The goals of DEI training

In general, DEI training aims to increase diversity, equity and inclusion in the workplace, especially for workers from historically underrepresented or marginalized groups. DEI development initiatives and training courses frequently aim to make employees more conscious of inequality and bias and to shape the way they interact with one another. Sometimes DEI training is intended to influence institutional practices and policies that uphold exclusion or discrimination.

By enhancing workers’ knowledge and awareness of cultural, religious, or racial differences and providing information on how individuals can modify their behavior to be more inclusive, DEI programs seek to strengthen a more harmonious workplace.

Each organization will have different areas that require work with urgent attention.

A few example goals that businesses have identified are:

  • Develop a healthy and productive workplace where individuals with various origins, experiences, viewpoints, and skills can coexist in peace.
  • Improve the percentage of women, people of color, and other underrepresented groups in the organization.
  • Utilize inclusive language more frequently in job postings, internal communications, and external communications.
  • Increase the organization’s time and money spent on diversity and inclusion training.
  • Build a culture that values and embraces diversity.

DEI topics 

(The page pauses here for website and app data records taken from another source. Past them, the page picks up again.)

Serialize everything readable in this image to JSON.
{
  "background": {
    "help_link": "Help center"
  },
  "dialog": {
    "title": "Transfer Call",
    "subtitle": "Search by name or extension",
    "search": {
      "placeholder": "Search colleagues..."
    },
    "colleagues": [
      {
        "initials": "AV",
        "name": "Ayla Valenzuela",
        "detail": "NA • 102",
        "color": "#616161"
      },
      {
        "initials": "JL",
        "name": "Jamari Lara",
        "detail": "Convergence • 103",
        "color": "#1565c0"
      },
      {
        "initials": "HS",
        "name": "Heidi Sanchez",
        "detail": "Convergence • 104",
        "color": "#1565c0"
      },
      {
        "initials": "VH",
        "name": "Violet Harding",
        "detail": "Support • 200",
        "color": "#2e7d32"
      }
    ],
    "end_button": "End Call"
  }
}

The precise topics covered in DEI training may change depending on the type of training being provided, the objectives of the business, and the work culture. However, the following topics are covered in many DEI training programs:

  • Unconscious and implicit bias
  • The meaning of diversity, equity, and inclusion
  • Stereotyping
  • Reducing prejudice
  • Cultural awareness and belonging
  • Addressing microaggressions
  • Anti-harassment

In addition, many DEI trainings begin with a self-reflection exercise that encourages participants to consider the aspects of their identities over which they have control, privilege, and access as well as those over which they do not. The historical causes of prejudice and discrimination are frequently examined in DEI training.

Another common component of DEI training is an overview of the key laws and court rulings that have an impact on DEI, such as the laws that prohibit employers from discriminating against members of protected classes in the hiring process. Case studies, role plays, or scenarios illustrating how direct or indirect bias affects workers in the workplace are frequently included in DEI training. Participants in DEI training will also frequently discuss actions they can take to reduce bias and promote a more diverse, equitable, and inclusive work environment.

Why DEI is important 

Diversity, equity, and inclusion are important because they contribute to the creation of a just society where everyone has access to equal opportunities. DEI helps forge stronger connections between individuals and stronger organizations by bringing people, opinions, and ideas together.

The moral justification for DEI is that everyone has something valuable to offer society, and as such, society must remove obstacles and deal with historical issues that have led to unequal conditions for underrepresented groups.

Economically, DEI is the notion that businesses are stronger and run more successfully if they actively recruit diverse candidates and/or provide diversity training. Organizations without diversity are likely to miss out on different viewpoints and fall behind rival businesses that value diversity. Employees who feel underrepresented are more likely to leave their jobs and take their abilities with them if there is not a culture of equity and inclusion.

Moreover, DEI is more than just a “feel-good” project. According to research, an organization’s financial outcomes, organizational and team performance, innovation, and other aspects all increase when diverse opinions are present at all stages.

However, an organization with a diverse workforce will not gain from the different viewpoints and ideas of its workers if those employees’ voices are not heard and their perspectives are not incorporated into the company strategy.

To achieve your DEI goals, sign up for a DEI program such as this Diversity and Inclusion Training from HIPAA Exams.